* [Information shown]
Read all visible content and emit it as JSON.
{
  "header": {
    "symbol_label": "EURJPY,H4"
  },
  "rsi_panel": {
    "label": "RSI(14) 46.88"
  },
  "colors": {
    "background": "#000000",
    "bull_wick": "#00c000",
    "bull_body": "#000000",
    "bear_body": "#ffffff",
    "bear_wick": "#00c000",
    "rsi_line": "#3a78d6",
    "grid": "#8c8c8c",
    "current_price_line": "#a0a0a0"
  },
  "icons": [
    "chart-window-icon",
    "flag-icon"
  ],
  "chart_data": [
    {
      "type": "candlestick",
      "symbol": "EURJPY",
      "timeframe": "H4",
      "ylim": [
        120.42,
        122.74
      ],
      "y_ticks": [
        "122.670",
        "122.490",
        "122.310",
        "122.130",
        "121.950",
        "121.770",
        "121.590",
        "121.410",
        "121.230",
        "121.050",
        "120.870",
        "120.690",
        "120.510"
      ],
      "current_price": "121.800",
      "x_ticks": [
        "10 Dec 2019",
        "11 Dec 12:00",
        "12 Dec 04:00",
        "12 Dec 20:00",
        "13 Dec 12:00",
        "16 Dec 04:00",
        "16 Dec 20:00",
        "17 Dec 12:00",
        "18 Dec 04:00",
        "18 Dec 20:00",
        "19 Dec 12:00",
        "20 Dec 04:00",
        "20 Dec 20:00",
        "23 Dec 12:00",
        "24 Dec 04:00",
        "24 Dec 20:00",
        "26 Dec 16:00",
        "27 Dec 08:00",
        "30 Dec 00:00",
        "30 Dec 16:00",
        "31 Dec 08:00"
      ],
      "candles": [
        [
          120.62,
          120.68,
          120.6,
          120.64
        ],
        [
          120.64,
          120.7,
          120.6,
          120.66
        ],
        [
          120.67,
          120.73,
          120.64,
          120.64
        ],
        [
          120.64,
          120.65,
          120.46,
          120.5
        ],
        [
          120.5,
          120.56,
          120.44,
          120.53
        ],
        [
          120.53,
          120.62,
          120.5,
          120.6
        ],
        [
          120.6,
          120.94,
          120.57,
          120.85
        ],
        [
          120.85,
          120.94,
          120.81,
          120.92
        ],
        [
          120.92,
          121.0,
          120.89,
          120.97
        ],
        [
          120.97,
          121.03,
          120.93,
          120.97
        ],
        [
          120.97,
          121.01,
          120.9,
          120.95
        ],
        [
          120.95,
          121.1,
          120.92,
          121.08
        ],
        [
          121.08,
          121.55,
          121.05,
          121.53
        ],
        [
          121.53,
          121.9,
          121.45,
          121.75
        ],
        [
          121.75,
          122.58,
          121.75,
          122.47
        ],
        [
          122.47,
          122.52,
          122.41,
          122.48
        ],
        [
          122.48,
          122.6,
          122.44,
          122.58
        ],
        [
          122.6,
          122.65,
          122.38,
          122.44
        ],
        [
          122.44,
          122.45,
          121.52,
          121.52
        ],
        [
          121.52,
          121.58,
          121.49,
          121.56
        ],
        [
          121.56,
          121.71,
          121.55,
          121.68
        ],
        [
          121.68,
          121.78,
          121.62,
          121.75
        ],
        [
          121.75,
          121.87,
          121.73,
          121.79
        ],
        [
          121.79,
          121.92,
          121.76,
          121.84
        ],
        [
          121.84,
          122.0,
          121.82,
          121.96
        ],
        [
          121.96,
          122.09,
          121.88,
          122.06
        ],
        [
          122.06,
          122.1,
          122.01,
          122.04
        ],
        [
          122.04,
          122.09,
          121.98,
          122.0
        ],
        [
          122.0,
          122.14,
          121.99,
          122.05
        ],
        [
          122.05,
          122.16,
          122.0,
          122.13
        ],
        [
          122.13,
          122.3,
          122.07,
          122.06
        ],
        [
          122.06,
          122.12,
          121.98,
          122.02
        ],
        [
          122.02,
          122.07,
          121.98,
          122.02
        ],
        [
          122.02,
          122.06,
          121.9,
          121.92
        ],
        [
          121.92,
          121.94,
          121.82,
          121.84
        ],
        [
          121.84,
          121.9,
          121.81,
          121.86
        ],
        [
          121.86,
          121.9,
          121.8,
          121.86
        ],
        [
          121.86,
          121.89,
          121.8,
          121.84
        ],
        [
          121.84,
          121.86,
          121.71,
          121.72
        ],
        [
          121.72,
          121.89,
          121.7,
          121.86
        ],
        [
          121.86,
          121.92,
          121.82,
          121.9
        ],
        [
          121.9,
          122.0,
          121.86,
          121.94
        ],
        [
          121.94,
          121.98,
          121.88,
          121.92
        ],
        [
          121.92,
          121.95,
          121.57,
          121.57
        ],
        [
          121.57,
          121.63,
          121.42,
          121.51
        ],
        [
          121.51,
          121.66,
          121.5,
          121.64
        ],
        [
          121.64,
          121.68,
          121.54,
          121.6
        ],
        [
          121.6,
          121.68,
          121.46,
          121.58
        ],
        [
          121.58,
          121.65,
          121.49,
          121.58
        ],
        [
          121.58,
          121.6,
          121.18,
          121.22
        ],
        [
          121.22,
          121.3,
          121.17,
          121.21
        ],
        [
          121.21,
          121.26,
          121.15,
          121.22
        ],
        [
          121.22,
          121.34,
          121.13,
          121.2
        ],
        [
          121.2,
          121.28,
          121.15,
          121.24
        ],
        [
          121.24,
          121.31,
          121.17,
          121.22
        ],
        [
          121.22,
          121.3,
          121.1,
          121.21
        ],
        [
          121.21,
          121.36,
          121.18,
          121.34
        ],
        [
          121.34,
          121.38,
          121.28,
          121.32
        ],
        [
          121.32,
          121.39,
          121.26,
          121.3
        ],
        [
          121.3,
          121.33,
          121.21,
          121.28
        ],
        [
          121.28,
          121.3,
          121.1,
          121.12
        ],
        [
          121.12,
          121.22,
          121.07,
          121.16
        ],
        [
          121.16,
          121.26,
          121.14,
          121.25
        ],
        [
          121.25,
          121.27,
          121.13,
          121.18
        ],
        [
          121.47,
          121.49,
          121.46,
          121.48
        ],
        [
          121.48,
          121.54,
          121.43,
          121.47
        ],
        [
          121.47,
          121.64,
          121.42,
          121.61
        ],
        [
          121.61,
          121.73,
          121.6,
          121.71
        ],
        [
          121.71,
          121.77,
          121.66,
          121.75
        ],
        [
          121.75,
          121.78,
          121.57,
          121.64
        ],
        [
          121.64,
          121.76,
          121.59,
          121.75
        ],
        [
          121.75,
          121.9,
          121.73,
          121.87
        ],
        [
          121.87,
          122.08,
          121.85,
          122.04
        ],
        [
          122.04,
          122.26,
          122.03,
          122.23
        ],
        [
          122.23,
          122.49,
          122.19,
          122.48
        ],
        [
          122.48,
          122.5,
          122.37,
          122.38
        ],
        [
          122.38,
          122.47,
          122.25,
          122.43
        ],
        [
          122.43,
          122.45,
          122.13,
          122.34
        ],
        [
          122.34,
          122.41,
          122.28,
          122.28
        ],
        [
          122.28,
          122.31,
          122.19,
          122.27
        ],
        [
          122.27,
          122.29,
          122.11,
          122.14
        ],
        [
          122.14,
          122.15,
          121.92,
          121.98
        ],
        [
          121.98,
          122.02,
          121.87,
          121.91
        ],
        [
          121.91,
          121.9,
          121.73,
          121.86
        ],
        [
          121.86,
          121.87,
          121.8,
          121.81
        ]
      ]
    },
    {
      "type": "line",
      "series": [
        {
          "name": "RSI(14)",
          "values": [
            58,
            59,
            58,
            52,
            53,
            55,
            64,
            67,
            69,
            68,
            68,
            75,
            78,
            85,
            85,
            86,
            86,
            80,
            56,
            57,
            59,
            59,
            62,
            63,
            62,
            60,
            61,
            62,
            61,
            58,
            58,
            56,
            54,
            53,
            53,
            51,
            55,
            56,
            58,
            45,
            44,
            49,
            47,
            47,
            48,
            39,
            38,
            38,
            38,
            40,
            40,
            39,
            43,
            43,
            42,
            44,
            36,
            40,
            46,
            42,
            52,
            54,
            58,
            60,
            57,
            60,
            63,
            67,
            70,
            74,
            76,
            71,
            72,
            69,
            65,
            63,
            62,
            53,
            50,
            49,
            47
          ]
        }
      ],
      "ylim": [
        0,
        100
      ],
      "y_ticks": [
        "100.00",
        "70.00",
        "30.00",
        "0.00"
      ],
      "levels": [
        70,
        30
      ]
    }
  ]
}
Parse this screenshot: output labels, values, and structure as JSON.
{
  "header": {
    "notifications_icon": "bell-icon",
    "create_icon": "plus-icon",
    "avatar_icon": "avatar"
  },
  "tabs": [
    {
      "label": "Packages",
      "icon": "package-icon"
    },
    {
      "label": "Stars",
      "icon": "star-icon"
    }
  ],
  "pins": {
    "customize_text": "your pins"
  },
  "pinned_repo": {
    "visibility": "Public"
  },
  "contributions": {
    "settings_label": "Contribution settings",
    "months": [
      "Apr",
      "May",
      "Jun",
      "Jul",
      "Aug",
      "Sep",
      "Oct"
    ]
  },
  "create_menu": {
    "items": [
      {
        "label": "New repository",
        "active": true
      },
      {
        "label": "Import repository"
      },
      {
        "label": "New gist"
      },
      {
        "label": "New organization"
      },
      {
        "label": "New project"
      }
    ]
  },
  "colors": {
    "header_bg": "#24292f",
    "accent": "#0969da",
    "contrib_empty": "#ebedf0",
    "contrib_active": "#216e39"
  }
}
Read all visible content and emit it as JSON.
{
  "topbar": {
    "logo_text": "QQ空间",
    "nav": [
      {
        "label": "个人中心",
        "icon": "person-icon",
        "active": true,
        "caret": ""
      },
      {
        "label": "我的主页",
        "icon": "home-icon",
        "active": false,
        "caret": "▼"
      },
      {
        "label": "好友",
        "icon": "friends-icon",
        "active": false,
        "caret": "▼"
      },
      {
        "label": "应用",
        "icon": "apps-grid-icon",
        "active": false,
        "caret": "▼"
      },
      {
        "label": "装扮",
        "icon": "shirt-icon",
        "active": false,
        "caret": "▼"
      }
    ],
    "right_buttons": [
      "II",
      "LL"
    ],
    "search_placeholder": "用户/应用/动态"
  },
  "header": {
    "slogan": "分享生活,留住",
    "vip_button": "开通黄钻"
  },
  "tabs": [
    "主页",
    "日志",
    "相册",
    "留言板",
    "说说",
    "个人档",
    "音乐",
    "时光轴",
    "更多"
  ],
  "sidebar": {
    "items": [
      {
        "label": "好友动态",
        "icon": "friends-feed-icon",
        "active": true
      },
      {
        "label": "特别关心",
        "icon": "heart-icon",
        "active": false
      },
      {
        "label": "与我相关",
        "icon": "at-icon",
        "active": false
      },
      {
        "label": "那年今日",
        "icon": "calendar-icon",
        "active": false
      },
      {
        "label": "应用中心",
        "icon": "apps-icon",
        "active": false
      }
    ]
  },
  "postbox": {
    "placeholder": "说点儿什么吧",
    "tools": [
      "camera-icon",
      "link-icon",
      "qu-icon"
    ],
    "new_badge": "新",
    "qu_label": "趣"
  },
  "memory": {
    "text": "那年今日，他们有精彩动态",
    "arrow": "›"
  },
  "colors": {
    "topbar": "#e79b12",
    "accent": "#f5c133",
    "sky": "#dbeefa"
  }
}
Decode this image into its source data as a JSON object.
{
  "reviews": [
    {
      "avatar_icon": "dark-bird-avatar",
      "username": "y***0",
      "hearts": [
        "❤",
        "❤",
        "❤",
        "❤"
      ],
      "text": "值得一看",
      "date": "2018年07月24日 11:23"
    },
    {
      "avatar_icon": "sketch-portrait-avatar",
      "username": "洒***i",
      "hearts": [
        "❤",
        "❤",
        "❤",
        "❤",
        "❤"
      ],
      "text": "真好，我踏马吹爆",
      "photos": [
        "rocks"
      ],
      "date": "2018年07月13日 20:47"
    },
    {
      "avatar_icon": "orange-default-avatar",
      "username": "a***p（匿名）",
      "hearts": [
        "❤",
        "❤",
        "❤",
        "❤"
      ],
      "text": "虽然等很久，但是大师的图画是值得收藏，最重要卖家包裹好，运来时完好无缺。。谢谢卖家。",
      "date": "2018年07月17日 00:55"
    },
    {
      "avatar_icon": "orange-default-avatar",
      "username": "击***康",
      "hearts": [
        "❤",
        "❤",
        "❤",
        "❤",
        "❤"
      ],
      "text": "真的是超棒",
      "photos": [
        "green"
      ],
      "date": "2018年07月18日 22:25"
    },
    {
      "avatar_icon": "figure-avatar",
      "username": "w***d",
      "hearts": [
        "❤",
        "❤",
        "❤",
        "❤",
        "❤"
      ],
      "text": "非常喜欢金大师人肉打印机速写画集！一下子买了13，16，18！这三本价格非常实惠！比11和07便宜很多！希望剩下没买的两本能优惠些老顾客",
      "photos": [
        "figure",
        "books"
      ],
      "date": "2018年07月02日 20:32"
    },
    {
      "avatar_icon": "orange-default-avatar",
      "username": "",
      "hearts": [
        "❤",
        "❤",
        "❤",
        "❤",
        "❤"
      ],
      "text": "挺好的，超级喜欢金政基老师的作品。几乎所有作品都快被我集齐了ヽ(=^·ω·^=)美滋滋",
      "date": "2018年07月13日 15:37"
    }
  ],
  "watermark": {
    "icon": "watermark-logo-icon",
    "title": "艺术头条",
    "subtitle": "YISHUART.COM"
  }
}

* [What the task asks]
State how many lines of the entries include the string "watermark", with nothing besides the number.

* [Response area]
2